Washington state earthquake and tsunami program manager George Crawford says tsunami preparedness is definitely rising. But he knows it has a ways to go. "I get this question all the time: Are you prepared? No, I'm not prepared. I'll never probably be 100 percent prepared."
In fact right now, Washington State estimates more than half of the people along the coast are unprepared. A researcher hired by the state government mailed questionnaires to coastal homes and quizzed tourists on the beaches. Crawford says the bottom line from the more than 300 responses is that people understand that tsunamis happen here. But they haven't done much about it. "In other words, have they walked the evacuation routes? Do they have a preparedness kit? Do they have NOAA weather radios, for example?"
Crawford says education will be a never-ending task. He wants public preparedness to keep pace with improved warning technology. "You get a tsunami that's coming, for example, within 20 minutes, you need to know what to do. You don't have time to start thinking about it or start looking for things."
Lately, George Crawford has been helping Australia and New Zealand replicate the U.S. preparedness program.
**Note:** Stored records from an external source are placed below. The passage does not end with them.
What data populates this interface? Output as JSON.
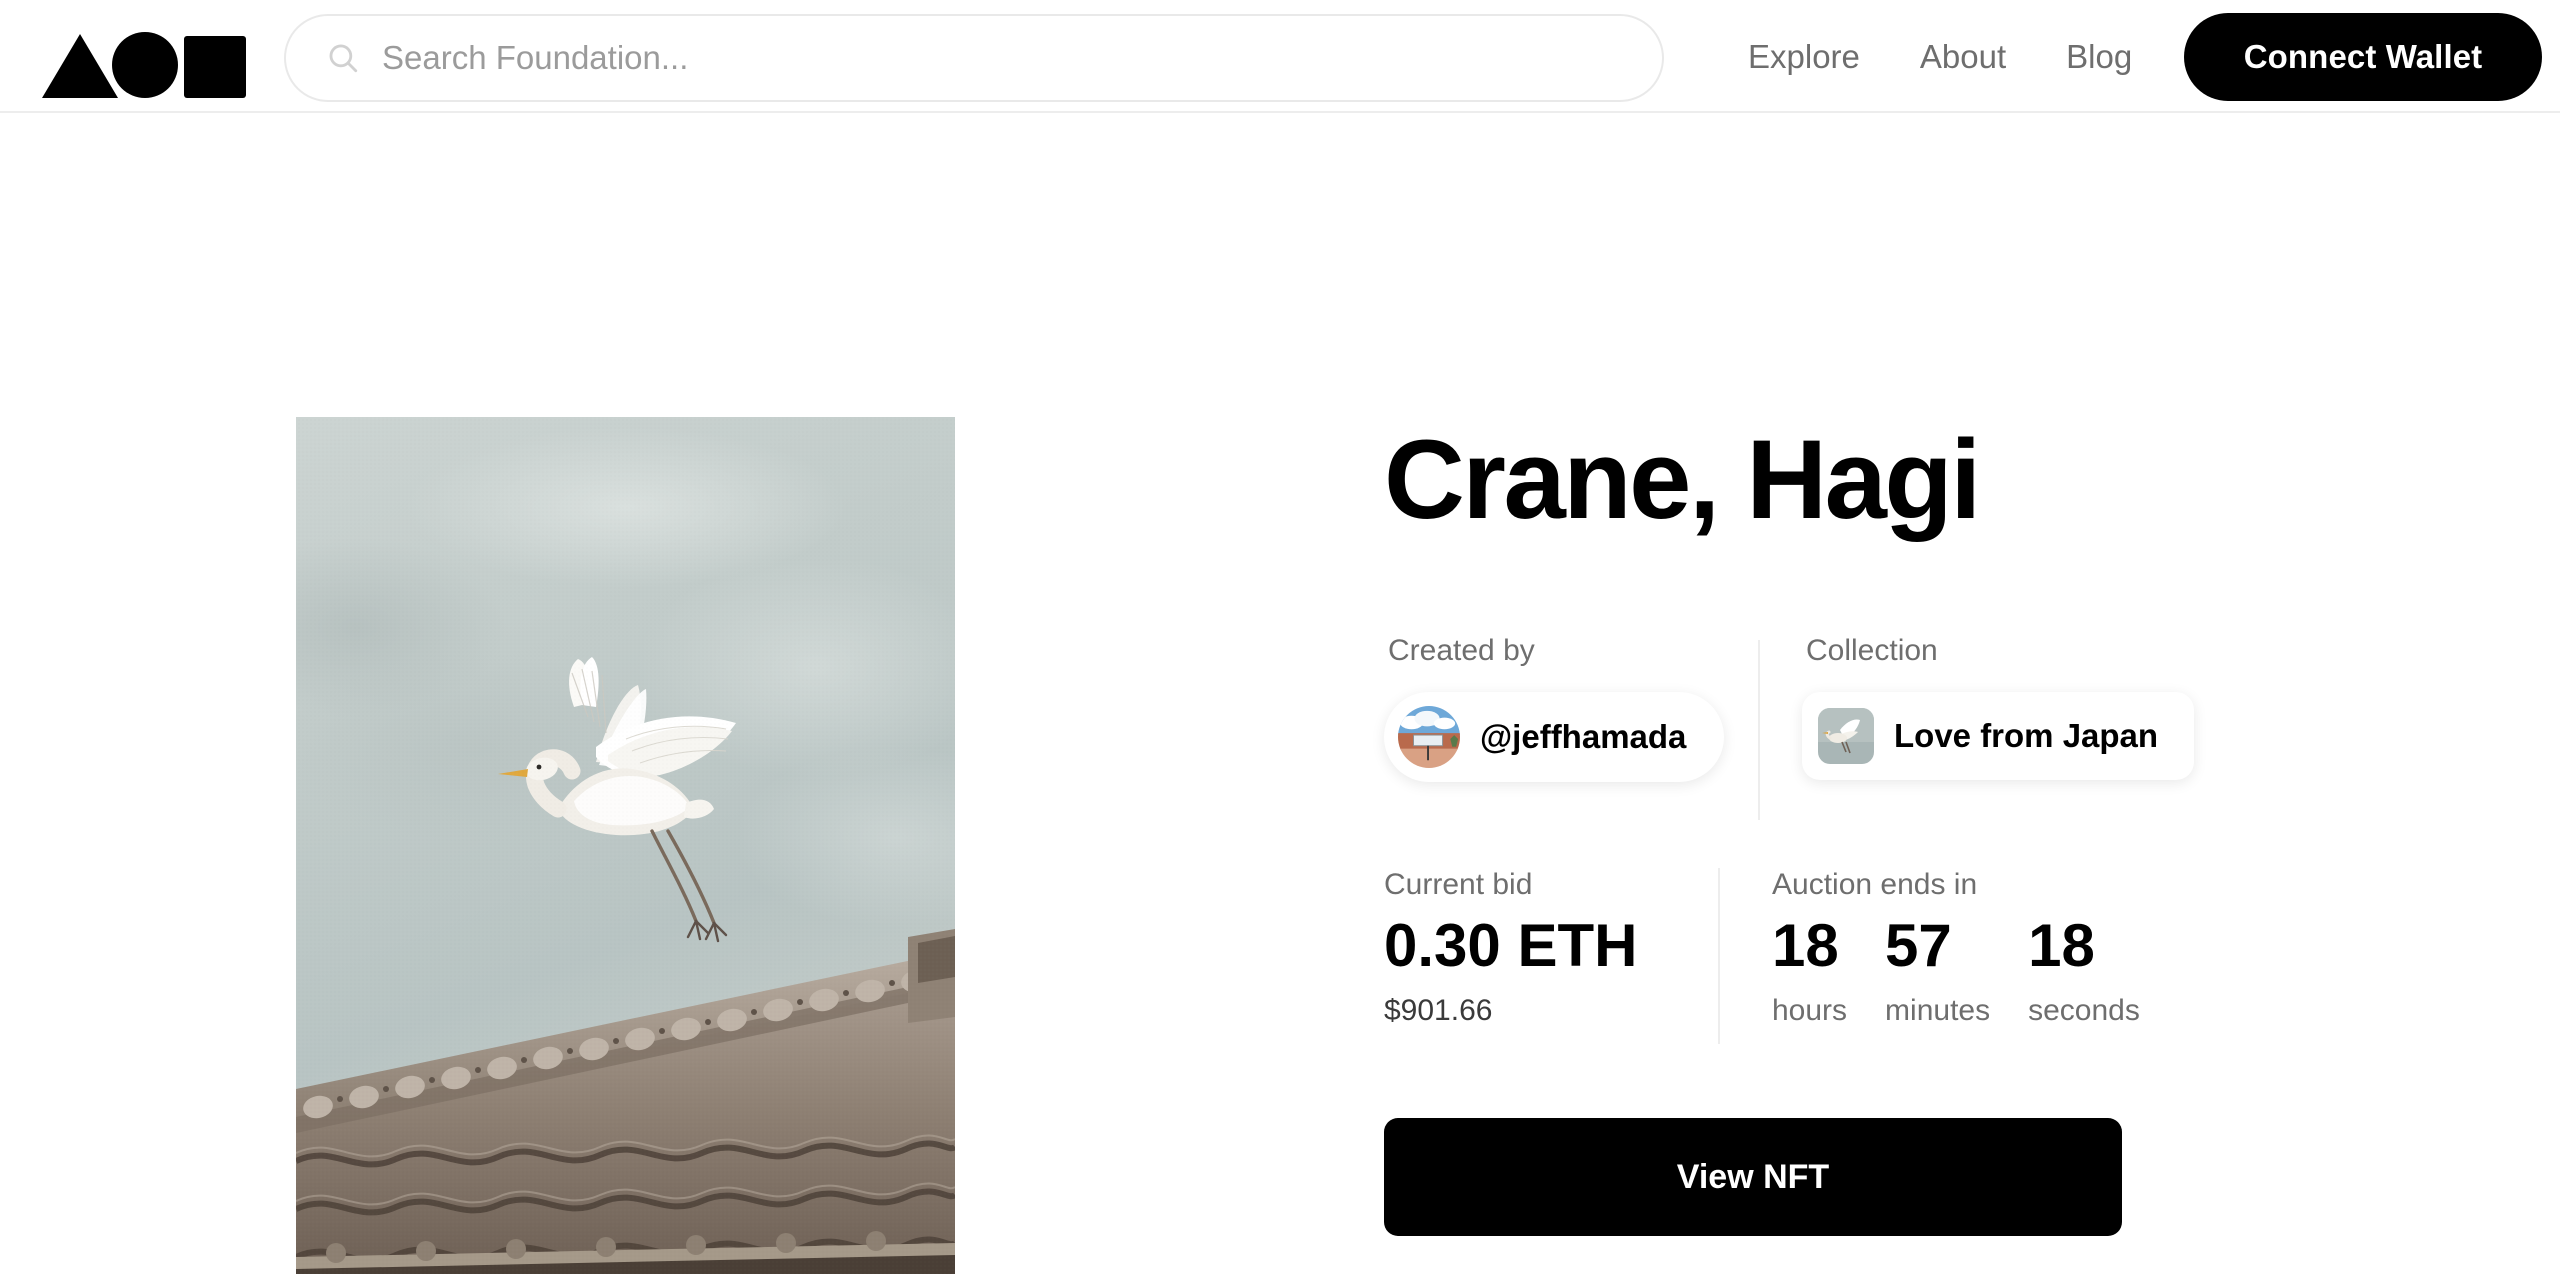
{
  "header": {
    "logo_name": "foundation-logo",
    "search": {
      "placeholder": "Search Foundation...",
      "value": "",
      "icon": "search-icon"
    },
    "nav_links": [
      {
        "label": "Explore"
      },
      {
        "label": "About"
      },
      {
        "label": "Blog"
      }
    ],
    "connect_wallet_label": "Connect Wallet"
  },
  "artwork": {
    "alt": "White crane in flight above a traditional Japanese tiled roof",
    "sky_color": "#c3ccca",
    "tile_color": "#8a7a6c"
  },
  "detail": {
    "title": "Crane, Hagi",
    "creator": {
      "label": "Created by",
      "handle": "@jeffhamada",
      "avatar_name": "creator-avatar"
    },
    "collection": {
      "label": "Collection",
      "name": "Love from Japan",
      "thumb_name": "collection-thumbnail"
    },
    "bid": {
      "label": "Current bid",
      "amount": "0.30 ETH",
      "usd": "$901.66"
    },
    "auction": {
      "label": "Auction ends in",
      "units": [
        {
          "value": "18",
          "label": "hours"
        },
        {
          "value": "57",
          "label": "minutes"
        },
        {
          "value": "18",
          "label": "seconds"
        }
      ]
    },
    "view_button_label": "View NFT"
  },
  "colors": {
    "accent": "#000000",
    "muted_text": "#6e6e6e",
    "border": "#ededed"
  }
}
Separately, U.S. AID money is paying for tsunami detection buoys, tide gauges, and the construction of a warning network in the Indian Ocean countries. The American government is running the fledgling network on an interim basis until countries in the region are capable of taking over.
Cutting edge research on tsunami hazards is happening at a federal research lab in Seattle. Lab director Eddie Bernard says the recent disaster along the coast of Java, Indonesia, provided evidence of progress -- and of the distance left to go. "Seven hundred people were killed by the tsunami in Java on July 17th. About 24,000 people were at risk," he notes. "So if you look at the number of people at risk versus the number of people who died, it's about three percent. That's a horrible loss of life, but it could have been much worse. Because remember in 2004, in some of those communities, 80 percent of the people were killed."
the U.S. West Coast" hspace=2 src="/english/images/tsunami-sign.jpg" width=210 align=left vspace=2 border=0>The Seattle-based expert hammers home simple ideas every chance he gets. One, if you're on the coast and feel a strong earthquake, head for higher ground immediately. Another sign to hightail it out of there is if you see the ocean waters abruptly recede. If it's nighttime and you can't see the ocean withdraw, listen for a loud roar. That's another warning sign to move inland.